→ **What this task involves**
Every entry must be output exactly as it is written.

** Opening Entries supplied block **

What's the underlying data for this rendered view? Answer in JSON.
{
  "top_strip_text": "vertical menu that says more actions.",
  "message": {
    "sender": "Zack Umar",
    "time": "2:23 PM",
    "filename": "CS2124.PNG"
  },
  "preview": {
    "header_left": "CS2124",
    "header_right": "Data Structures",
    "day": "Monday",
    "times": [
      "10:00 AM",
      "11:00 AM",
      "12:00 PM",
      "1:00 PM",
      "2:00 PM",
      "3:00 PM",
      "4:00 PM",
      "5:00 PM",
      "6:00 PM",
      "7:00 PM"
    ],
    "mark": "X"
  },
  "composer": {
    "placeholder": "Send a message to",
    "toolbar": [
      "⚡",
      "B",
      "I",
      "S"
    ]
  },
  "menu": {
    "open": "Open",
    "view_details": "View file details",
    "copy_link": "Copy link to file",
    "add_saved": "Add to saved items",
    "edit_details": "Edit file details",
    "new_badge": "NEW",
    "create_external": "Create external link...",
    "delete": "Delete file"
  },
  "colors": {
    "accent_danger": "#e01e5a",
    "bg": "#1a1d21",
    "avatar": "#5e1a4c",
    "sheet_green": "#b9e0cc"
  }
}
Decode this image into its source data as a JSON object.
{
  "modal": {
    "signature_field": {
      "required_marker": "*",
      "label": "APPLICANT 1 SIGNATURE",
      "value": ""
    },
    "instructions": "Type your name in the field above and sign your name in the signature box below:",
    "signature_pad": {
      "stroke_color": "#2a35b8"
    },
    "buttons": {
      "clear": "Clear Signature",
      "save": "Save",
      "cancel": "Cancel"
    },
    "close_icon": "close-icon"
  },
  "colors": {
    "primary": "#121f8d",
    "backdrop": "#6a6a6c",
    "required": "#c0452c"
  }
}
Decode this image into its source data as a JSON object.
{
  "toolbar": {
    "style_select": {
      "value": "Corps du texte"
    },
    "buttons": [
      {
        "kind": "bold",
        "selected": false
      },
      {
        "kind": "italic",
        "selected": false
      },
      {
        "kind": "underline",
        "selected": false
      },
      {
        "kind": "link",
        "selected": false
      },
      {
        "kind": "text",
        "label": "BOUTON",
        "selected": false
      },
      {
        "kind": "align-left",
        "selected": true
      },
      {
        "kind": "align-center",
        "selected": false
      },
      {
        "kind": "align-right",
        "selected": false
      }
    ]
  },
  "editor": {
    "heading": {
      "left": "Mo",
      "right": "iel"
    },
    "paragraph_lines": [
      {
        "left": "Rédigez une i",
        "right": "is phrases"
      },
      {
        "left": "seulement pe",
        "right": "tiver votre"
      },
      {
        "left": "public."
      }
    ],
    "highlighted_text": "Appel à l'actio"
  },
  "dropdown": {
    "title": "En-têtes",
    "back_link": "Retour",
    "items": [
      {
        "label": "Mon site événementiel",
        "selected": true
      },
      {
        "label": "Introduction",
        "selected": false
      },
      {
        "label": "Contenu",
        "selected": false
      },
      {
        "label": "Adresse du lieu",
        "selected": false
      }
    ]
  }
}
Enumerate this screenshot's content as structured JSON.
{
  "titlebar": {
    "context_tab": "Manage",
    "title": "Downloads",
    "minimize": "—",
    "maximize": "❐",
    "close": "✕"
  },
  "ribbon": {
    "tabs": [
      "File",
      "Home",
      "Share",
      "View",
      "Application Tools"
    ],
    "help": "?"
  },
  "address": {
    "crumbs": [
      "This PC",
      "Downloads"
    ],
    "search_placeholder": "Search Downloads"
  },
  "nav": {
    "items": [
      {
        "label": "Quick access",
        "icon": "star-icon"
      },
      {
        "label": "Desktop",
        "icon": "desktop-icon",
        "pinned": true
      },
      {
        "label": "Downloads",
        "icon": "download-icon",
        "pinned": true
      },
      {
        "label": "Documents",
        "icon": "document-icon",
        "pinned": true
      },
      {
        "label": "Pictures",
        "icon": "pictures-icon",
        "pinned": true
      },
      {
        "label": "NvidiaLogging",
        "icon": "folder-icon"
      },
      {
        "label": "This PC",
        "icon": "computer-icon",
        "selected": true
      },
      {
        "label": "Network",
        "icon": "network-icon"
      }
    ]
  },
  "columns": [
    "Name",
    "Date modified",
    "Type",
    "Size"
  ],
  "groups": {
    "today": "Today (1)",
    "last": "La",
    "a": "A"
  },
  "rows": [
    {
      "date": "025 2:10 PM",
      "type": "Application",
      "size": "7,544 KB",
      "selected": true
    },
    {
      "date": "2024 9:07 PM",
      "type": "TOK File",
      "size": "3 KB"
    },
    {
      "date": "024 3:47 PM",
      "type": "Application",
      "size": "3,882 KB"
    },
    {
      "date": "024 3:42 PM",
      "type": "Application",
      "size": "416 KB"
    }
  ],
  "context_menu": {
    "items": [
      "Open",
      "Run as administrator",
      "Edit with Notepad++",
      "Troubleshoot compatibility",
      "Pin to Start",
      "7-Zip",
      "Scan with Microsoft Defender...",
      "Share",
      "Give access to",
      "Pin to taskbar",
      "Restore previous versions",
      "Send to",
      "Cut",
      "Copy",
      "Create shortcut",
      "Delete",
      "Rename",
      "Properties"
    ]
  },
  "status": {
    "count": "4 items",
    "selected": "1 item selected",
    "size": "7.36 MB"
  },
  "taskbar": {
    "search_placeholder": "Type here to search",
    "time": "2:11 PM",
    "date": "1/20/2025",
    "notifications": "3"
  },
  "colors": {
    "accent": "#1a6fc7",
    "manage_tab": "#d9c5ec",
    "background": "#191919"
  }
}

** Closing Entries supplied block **

→ **Result**
What's the underlying data for this rendered view? Answer in JSON.
{
  "top_strip_text": "vertical menu that says more actions.",
  "message": {
    "sender": "Zack Umar",
    "time": "2:23 PM",
    "filename": "CS2124.PNG"
  },
  "preview": {
    "header_left": "CS2124",
    "header_right": "Data Structures",
    "day": "Monday",
    "times": [
      "10:00 AM",
      "11:00 AM",
      "12:00 PM",
      "1:00 PM",
      "2:00 PM",
      "3:00 PM",
      "4:00 PM",
      "5:00 PM",
      "6:00 PM",
      "7:00 PM"
    ],
    "mark": "X"
  },
  "composer": {
    "placeholder": "Send a message to",
    "toolbar": [
      "⚡",
      "B",
      "I",
      "S"
    ]
  },
  "menu": {
    "open": "Open",
    "view_details": "View file details",
    "copy_link": "Copy link to file",
    "add_saved": "Add to saved items",
    "edit_details": "Edit file details",
    "new_badge": "NEW",
    "create_external": "Create external link...",
    "delete": "Delete file"
  },
  "colors": {
    "accent_danger": "#e01e5a",
    "bg": "#1a1d21",
    "avatar": "#5e1a4c",
    "sheet_green": "#b9e0cc"
  }
}
Decode this image into its source data as a JSON object.
{
  "modal": {
    "signature_field": {
      "required_marker": "*",
      "label": "APPLICANT 1 SIGNATURE",
      "value": ""
    },
    "instructions": "Type your name in the field above and sign your name in the signature box below:",
    "signature_pad": {
      "stroke_color": "#2a35b8"
    },
    "buttons": {
      "clear": "Clear Signature",
      "save": "Save",
      "cancel": "Cancel"
    },
    "close_icon": "close-icon"
  },
  "colors": {
    "primary": "#121f8d",
    "backdrop": "#6a6a6c",
    "required": "#c0452c"
  }
}
Decode this image into its source data as a JSON object.
{
  "toolbar": {
    "style_select": {
      "value": "Corps du texte"
    },
    "buttons": [
      {
        "kind": "bold",
        "selected": false
      },
      {
        "kind": "italic",
        "selected": false
      },
      {
        "kind": "underline",
        "selected": false
      },
      {
        "kind": "link",
        "selected": false
      },
      {
        "kind": "text",
        "label": "BOUTON",
        "selected": false
      },
      {
        "kind": "align-left",
        "selected": true
      },
      {
        "kind": "align-center",
        "selected": false
      },
      {
        "kind": "align-right",
        "selected": false
      }
    ]
  },
  "editor": {
    "heading": {
      "left": "Mo",
      "right": "iel"
    },
    "paragraph_lines": [
      {
        "left": "Rédigez une i",
        "right": "is phrases"
      },
      {
        "left": "seulement pe",
        "right": "tiver votre"
      },
      {
        "left": "public."
      }
    ],
    "highlighted_text": "Appel à l'actio"
  },
  "dropdown": {
    "title": "En-têtes",
    "back_link": "Retour",
    "items": [
      {
        "label": "Mon site événementiel",
        "selected": true
      },
      {
        "label": "Introduction",
        "selected": false
      },
      {
        "label": "Contenu",
        "selected": false
      },
      {
        "label": "Adresse du lieu",
        "selected": false
      }
    ]
  }
}
Enumerate this screenshot's content as structured JSON.
{
  "titlebar": {
    "context_tab": "Manage",
    "title": "Downloads",
    "minimize": "—",
    "maximize": "❐",
    "close": "✕"
  },
  "ribbon": {
    "tabs": [
      "File",
      "Home",
      "Share",
      "View",
      "Application Tools"
    ],
    "help": "?"
  },
  "address": {
    "crumbs": [
      "This PC",
      "Downloads"
    ],
    "search_placeholder": "Search Downloads"
  },
  "nav": {
    "items": [
      {
        "label": "Quick access",
        "icon": "star-icon"
      },
      {
        "label": "Desktop",
        "icon": "desktop-icon",
        "pinned": true
      },
      {
        "label": "Downloads",
        "icon": "download-icon",
        "pinned": true
      },
      {
        "label": "Documents",
        "icon": "document-icon",
        "pinned": true
      },
      {
        "label": "Pictures",
        "icon": "pictures-icon",
        "pinned": true
      },
      {
        "label": "NvidiaLogging",
        "icon": "folder-icon"
      },
      {
        "label": "This PC",
        "icon": "computer-icon",
        "selected": true
      },
      {
        "label": "Network",
        "icon": "network-icon"
      }
    ]
  },
  "columns": [
    "Name",
    "Date modified",
    "Type",
    "Size"
  ],
  "groups": {
    "today": "Today (1)",
    "last": "La",
    "a": "A"
  },
  "rows": [
    {
      "date": "025 2:10 PM",
      "type": "Application",
      "size": "7,544 KB",
      "selected": true
    },
    {
      "date": "2024 9:07 PM",
      "type": "TOK File",
      "size": "3 KB"
    },
    {
      "date": "024 3:47 PM",
      "type": "Application",
      "size": "3,882 KB"
    },
    {
      "date": "024 3:42 PM",
      "type": "Application",
      "size": "416 KB"
    }
  ],
  "context_menu": {
    "items": [
      "Open",
      "Run as administrator",
      "Edit with Notepad++",
      "Troubleshoot compatibility",
      "Pin to Start",
      "7-Zip",
      "Scan with Microsoft Defender...",
      "Share",
      "Give access to",
      "Pin to taskbar",
      "Restore previous versions",
      "Send to",
      "Cut",
      "Copy",
      "Create shortcut",
      "Delete",
      "Rename",
      "Properties"
    ]
  },
  "status": {
    "count": "4 items",
    "selected": "1 item selected",
    "size": "7.36 MB"
  },
  "taskbar": {
    "search_placeholder": "Type here to search",
    "time": "2:11 PM",
    "date": "1/20/2025",
    "notifications": "3"
  },
  "colors": {
    "accent": "#1a6fc7",
    "manage_tab": "#d9c5ec",
    "background": "#191919"
  }
}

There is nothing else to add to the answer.